Check each line of the data for the string "query". Report how many have it, and give nothing else.
BEGIN Exercise inputs
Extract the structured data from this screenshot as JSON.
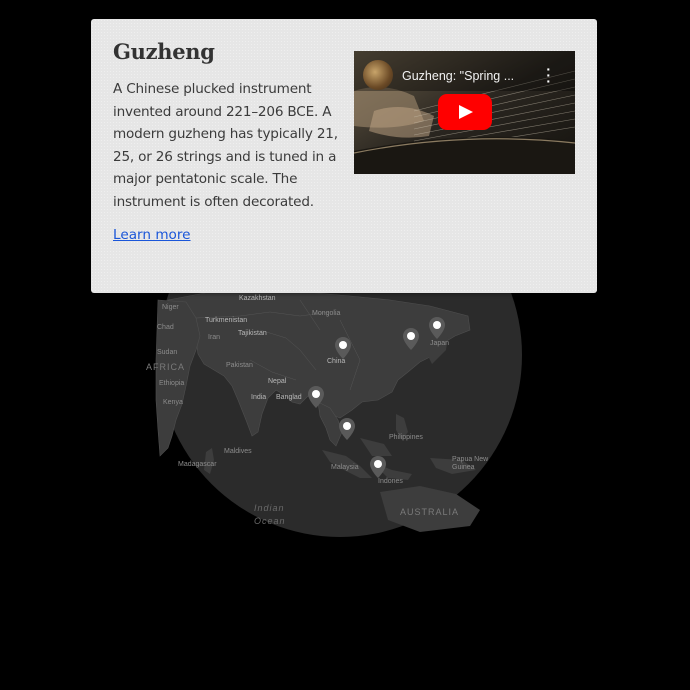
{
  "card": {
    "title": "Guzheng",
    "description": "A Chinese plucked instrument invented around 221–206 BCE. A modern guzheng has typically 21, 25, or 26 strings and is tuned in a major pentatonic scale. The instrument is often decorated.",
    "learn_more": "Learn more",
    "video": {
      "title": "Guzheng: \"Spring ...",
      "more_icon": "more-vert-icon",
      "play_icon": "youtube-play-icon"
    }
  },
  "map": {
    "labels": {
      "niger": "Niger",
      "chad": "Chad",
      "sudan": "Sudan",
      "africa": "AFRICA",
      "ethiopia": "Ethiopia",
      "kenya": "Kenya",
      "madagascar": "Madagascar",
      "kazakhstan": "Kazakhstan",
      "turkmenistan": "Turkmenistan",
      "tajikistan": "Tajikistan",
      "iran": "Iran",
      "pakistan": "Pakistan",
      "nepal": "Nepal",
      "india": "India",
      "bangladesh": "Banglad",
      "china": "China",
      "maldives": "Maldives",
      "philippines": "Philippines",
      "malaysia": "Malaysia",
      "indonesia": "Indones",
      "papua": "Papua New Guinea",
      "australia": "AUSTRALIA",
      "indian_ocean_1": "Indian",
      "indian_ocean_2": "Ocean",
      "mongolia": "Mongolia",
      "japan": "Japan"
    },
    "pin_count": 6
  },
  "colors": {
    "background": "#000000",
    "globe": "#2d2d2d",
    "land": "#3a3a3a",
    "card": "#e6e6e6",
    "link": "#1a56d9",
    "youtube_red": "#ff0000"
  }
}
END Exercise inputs
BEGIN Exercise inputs
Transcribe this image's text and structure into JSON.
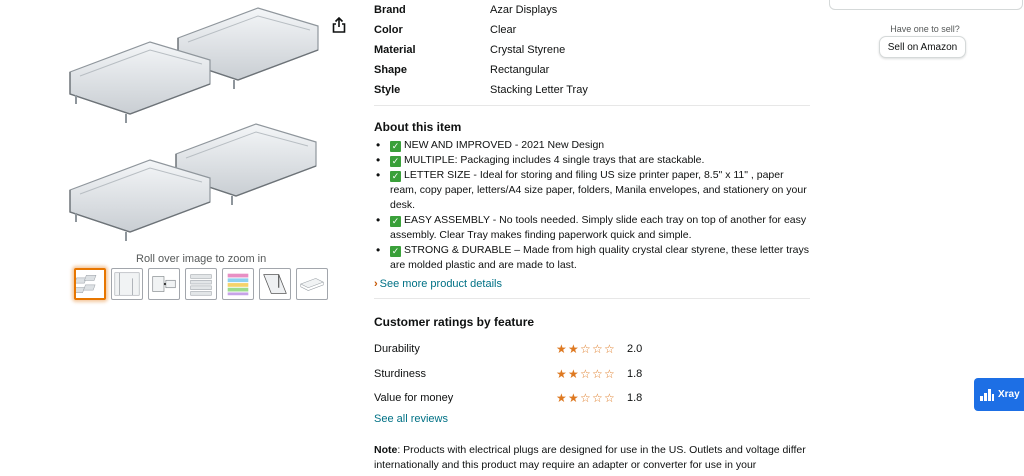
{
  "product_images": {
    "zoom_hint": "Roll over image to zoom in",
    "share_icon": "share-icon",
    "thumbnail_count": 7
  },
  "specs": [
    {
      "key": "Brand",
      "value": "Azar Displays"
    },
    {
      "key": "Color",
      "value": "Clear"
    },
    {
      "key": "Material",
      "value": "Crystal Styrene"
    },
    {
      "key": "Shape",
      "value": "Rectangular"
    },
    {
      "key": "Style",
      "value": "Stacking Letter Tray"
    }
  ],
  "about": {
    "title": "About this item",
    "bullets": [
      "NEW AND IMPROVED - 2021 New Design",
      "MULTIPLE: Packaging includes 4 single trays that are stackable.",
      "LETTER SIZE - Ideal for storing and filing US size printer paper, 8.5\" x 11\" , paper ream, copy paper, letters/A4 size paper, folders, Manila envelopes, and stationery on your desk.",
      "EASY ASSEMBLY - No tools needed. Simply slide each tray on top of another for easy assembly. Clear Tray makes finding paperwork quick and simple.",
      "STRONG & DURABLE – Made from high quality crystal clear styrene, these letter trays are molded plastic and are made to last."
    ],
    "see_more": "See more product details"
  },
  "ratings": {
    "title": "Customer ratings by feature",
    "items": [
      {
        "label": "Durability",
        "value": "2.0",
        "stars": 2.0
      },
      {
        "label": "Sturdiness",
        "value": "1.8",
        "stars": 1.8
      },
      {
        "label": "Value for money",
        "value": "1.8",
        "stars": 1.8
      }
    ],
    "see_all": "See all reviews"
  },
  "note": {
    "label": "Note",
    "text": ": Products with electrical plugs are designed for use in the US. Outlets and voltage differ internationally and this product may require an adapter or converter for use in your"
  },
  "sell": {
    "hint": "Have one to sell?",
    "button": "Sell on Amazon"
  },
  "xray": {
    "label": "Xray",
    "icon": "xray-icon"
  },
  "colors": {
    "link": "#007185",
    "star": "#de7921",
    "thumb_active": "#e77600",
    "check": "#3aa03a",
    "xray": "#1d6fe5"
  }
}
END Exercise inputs
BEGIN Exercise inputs
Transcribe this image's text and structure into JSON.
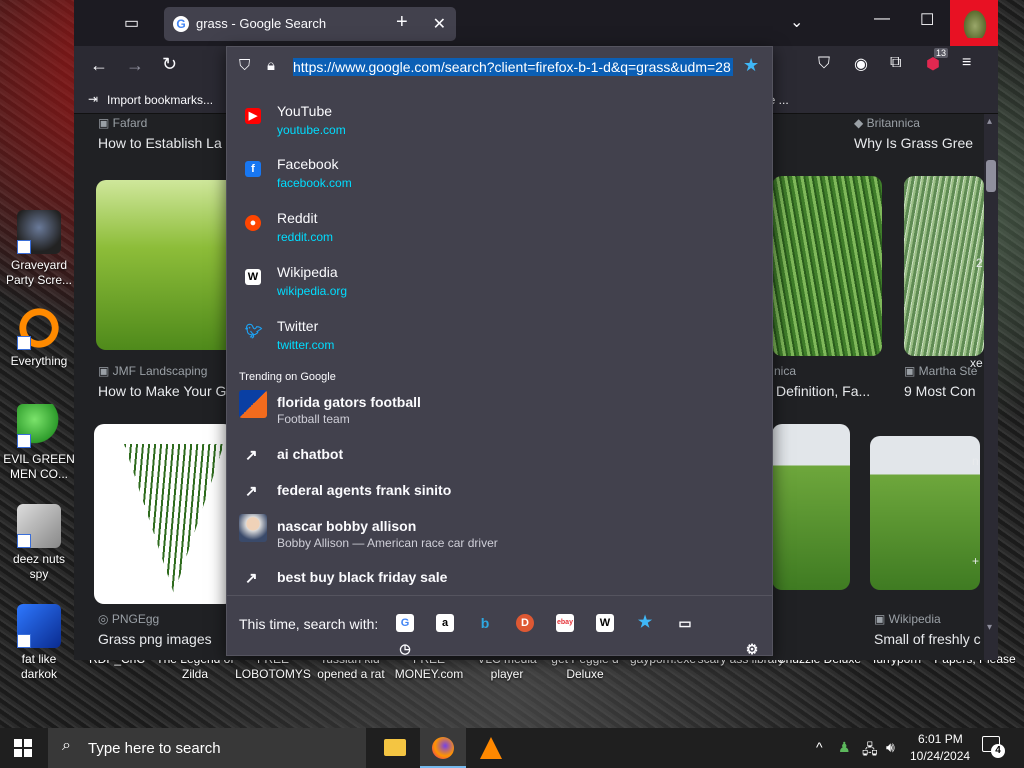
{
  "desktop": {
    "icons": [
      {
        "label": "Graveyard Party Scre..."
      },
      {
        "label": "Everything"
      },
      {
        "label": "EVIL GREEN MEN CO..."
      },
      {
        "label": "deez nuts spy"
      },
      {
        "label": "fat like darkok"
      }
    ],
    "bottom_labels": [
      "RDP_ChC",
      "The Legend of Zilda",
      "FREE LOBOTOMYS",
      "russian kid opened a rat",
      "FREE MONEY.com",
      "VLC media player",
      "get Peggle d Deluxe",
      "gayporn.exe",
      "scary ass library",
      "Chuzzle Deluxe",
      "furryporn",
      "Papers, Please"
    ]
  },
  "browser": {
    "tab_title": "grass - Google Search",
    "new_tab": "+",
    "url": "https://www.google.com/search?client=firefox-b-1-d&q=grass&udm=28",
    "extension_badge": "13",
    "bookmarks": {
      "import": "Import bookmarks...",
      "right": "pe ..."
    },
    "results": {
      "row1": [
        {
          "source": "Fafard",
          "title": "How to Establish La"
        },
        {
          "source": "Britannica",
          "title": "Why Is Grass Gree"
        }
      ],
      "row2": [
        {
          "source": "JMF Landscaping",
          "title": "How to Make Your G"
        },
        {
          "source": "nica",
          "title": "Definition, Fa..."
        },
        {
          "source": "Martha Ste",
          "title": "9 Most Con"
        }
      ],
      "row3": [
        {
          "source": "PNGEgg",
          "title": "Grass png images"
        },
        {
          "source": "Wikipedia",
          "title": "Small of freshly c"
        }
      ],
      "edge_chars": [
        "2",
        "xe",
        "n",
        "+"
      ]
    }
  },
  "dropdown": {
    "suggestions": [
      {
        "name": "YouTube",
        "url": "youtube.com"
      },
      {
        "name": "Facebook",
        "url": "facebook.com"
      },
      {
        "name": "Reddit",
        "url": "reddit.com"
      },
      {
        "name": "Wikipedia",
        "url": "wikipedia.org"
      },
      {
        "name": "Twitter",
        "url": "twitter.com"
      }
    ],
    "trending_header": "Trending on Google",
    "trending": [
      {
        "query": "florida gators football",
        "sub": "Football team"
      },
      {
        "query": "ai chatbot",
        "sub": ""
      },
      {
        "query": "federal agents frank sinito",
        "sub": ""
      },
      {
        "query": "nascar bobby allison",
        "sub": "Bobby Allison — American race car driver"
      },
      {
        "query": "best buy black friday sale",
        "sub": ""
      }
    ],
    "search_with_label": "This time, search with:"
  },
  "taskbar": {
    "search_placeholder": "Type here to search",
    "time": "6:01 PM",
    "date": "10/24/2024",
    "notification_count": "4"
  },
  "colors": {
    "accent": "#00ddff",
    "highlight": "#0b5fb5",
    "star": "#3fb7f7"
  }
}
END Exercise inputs
Response to this task » 5